» **TASK REQUIREMENTS**:
Verbatim output of the lines below is required, with the images omitted.

» **RECORDS SUPPLIED**:
---
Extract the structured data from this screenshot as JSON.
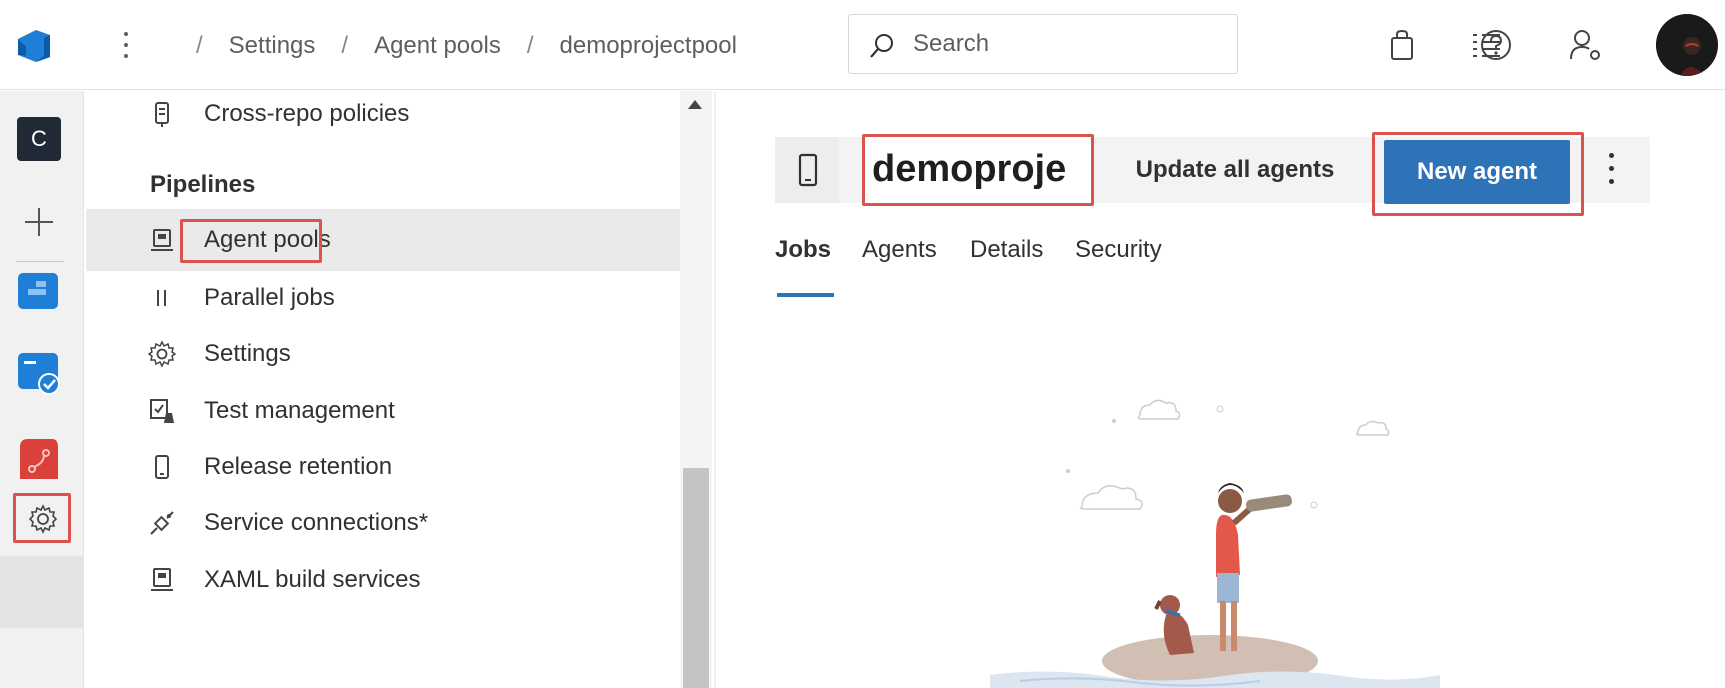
{
  "topbar": {
    "breadcrumbs": [
      "Settings",
      "Agent pools",
      "demoprojectpool"
    ],
    "separator": "/",
    "search_placeholder": "Search",
    "icons": [
      "list-icon",
      "shopping-bag-icon",
      "help-icon",
      "user-settings-icon"
    ]
  },
  "rail": {
    "org_initial": "C",
    "items": [
      "add-icon",
      "boards-icon",
      "test-plans-icon",
      "artifacts-icon",
      "settings-icon"
    ]
  },
  "sidebar": {
    "top_item": {
      "label": "Cross-repo policies",
      "icon": "policy-icon"
    },
    "section_header": "Pipelines",
    "items": [
      {
        "label": "Agent pools",
        "icon": "agent-pool-icon",
        "selected": true
      },
      {
        "label": "Parallel jobs",
        "icon": "parallel-icon"
      },
      {
        "label": "Settings",
        "icon": "gear-icon"
      },
      {
        "label": "Test management",
        "icon": "test-management-icon"
      },
      {
        "label": "Release retention",
        "icon": "phone-icon"
      },
      {
        "label": "Service connections*",
        "icon": "plug-icon"
      },
      {
        "label": "XAML build services",
        "icon": "build-icon"
      }
    ]
  },
  "main": {
    "pool_name": "demoproje",
    "update_button": "Update all agents",
    "new_agent_button": "New agent",
    "tabs": [
      "Jobs",
      "Agents",
      "Details",
      "Security"
    ],
    "active_tab": "Jobs"
  },
  "colors": {
    "accent": "#2e72b8",
    "highlight": "#d9534f"
  }
}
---
» **RESULT OF THE EXERCISE**:
Extract the structured data from this screenshot as JSON.
{
  "topbar": {
    "breadcrumbs": [
      "Settings",
      "Agent pools",
      "demoprojectpool"
    ],
    "separator": "/",
    "search_placeholder": "Search",
    "icons": [
      "list-icon",
      "shopping-bag-icon",
      "help-icon",
      "user-settings-icon"
    ]
  },
  "rail": {
    "org_initial": "C",
    "items": [
      "add-icon",
      "boards-icon",
      "test-plans-icon",
      "artifacts-icon",
      "settings-icon"
    ]
  },
  "sidebar": {
    "top_item": {
      "label": "Cross-repo policies",
      "icon": "policy-icon"
    },
    "section_header": "Pipelines",
    "items": [
      {
        "label": "Agent pools",
        "icon": "agent-pool-icon",
        "selected": true
      },
      {
        "label": "Parallel jobs",
        "icon": "parallel-icon"
      },
      {
        "label": "Settings",
        "icon": "gear-icon"
      },
      {
        "label": "Test management",
        "icon": "test-management-icon"
      },
      {
        "label": "Release retention",
        "icon": "phone-icon"
      },
      {
        "label": "Service connections*",
        "icon": "plug-icon"
      },
      {
        "label": "XAML build services",
        "icon": "build-icon"
      }
    ]
  },
  "main": {
    "pool_name": "demoproje",
    "update_button": "Update all agents",
    "new_agent_button": "New agent",
    "tabs": [
      "Jobs",
      "Agents",
      "Details",
      "Security"
    ],
    "active_tab": "Jobs"
  },
  "colors": {
    "accent": "#2e72b8",
    "highlight": "#d9534f"
  }
}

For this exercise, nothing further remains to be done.